Assertiveness Pays Off

It's important to be assertive when asking for a raise. Be professional, positive, honest and direct with your manger. Employees who are too aggressive, who demand a raise or give ultimatums, stand a chance of getting fired. The opposite of this is being passive, of expecting to get a raise simply because you do your job. Take the initiative and strike just the right balance.

Practice Your Pitch

According to Forbes, practicing what you are going to say to your manager builds confidence. You can rehearse with a family member, friend or coach. It's also a good way to practice handling the objections your manger may confront you with. Prepare answers for objections such as "We have no budget for a raise" or "It's not the right time for a salary review." Come up with strong, logical answers to possible objections.

Conducting the Meeting

Schedule a salary review meeting with your manager. Let them know what the meeting is about. It's best to choose a time when things aren't hectic. Even better is to choose a time when things are going well in the company. At the meeting, focus on your accomplishments, your value to the company and your work ethic. A written list of your successful projects and their results should be used for reference. Make a copy for your manager. Request a raise based on your job performance and how it has contributed to he overall benefit of the company. Make it clear that you understand your worth as an employee.

What Not to Say

When discussing a salary increase, don't mention your debts, expenses or bills. Don't expect a raise based on financial need. Avoid looking desperate. Instead focus on the value your skills and job performance bring to the company. Asking for too much money also reduces your chances of getting a raise. Research, research, research before walking into the meeting.

Getting the Raise

If you manager denies your raise, all is not lost. During your meeting you can discuss your professional goals and aspirations and get feedback about your job performance and how you can improve. Ask for a re-evaluation in a few months. During this time, try to take on more responsibilities.
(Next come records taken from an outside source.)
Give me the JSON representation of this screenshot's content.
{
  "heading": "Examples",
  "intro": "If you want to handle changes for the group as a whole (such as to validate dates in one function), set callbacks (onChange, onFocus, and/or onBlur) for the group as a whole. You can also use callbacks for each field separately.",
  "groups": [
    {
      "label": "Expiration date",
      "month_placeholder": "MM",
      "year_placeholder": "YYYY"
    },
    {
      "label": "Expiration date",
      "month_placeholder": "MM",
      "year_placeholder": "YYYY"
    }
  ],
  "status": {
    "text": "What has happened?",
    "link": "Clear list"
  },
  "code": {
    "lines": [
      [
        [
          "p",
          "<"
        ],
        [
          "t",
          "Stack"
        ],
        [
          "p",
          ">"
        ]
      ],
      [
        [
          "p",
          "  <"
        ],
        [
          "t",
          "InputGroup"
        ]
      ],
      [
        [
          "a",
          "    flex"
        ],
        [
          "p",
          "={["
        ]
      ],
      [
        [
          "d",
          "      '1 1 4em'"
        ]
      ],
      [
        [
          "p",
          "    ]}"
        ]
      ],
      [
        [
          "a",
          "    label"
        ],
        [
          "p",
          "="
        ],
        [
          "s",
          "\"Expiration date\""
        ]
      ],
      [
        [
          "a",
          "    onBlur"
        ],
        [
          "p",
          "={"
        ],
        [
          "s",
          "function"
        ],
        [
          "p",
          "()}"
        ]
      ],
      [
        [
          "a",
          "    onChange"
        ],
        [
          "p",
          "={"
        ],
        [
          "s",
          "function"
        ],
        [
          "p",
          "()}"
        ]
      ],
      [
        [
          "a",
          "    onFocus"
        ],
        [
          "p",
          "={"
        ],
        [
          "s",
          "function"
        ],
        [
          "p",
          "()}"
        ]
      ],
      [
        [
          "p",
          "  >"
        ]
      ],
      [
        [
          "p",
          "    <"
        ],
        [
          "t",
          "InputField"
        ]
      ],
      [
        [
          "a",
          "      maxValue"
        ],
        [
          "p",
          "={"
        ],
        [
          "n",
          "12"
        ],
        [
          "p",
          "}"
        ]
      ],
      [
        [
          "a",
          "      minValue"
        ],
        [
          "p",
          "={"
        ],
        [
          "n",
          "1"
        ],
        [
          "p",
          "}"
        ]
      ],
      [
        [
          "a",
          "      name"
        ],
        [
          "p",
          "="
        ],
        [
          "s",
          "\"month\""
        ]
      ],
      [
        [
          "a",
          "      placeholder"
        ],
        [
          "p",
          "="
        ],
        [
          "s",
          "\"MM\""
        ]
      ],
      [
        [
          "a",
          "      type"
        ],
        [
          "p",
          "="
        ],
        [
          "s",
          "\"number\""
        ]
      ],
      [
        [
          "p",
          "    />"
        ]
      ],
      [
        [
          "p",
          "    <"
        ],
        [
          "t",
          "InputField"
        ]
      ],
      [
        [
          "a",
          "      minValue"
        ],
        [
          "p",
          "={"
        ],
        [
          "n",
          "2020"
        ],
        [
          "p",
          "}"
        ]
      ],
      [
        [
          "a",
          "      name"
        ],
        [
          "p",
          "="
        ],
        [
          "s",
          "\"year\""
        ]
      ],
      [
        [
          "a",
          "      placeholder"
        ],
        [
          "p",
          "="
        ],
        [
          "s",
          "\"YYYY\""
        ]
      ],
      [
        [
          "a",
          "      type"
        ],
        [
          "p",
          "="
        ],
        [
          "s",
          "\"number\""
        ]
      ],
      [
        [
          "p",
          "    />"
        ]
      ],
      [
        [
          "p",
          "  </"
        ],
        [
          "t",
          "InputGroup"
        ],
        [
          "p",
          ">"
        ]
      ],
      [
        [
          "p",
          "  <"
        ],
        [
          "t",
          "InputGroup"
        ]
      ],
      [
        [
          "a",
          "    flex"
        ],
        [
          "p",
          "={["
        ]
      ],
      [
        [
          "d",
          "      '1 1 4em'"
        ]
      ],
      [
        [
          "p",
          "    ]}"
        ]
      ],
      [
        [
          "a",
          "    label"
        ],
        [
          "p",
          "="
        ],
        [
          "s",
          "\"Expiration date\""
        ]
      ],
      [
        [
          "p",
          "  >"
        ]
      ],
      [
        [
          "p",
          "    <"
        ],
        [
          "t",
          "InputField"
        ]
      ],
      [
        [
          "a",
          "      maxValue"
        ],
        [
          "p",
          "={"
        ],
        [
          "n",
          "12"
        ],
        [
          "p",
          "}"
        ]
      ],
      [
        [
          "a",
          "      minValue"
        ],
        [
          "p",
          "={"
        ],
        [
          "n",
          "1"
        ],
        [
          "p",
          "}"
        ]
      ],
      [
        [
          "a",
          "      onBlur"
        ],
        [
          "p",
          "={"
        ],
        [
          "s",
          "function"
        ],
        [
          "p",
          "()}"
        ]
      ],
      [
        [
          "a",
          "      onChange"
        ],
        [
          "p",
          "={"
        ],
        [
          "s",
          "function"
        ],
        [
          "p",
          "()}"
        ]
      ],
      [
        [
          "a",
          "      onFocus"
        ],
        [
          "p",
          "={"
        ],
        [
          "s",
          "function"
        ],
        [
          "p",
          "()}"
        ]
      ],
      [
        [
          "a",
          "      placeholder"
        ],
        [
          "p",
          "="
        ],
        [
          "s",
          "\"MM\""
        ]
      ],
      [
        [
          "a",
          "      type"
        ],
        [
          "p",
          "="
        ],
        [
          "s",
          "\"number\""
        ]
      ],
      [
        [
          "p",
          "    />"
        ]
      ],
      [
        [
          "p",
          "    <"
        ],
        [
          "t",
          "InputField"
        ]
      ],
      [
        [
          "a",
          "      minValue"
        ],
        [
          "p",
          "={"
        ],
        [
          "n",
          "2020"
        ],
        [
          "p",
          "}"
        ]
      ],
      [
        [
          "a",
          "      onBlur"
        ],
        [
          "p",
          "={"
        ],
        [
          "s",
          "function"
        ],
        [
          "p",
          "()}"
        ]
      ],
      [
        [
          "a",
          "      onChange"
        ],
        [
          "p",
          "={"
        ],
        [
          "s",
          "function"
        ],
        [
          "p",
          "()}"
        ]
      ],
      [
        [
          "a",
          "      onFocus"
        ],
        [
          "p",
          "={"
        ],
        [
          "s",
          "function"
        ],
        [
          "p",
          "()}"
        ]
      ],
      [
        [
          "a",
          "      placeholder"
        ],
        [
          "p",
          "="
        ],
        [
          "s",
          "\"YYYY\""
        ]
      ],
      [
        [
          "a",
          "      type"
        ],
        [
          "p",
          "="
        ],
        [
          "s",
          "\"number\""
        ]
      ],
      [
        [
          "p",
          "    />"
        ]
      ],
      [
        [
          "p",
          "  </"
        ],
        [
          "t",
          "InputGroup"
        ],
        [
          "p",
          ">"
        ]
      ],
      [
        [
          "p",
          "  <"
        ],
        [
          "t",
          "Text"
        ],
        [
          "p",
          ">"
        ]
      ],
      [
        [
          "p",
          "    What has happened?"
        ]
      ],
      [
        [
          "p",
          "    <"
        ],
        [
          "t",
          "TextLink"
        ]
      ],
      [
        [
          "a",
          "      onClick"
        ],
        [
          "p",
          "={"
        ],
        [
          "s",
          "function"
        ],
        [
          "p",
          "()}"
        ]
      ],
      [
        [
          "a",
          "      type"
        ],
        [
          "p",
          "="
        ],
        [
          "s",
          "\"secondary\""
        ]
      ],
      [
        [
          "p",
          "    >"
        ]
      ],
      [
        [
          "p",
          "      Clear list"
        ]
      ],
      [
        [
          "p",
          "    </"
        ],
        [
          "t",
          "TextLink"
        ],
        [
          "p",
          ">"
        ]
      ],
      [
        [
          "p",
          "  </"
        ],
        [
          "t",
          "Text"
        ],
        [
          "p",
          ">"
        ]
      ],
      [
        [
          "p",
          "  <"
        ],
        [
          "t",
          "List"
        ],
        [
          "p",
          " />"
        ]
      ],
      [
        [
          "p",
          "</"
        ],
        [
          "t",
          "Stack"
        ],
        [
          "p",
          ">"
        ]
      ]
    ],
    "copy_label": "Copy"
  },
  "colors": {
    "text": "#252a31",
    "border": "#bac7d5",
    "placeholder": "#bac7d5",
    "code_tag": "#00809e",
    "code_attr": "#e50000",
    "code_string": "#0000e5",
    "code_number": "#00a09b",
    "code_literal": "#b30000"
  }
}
Keep track of work-related accomplishments and learn to subtly self-promote. If you can show how your performance impacts the company, you have a better chance of getting that raise.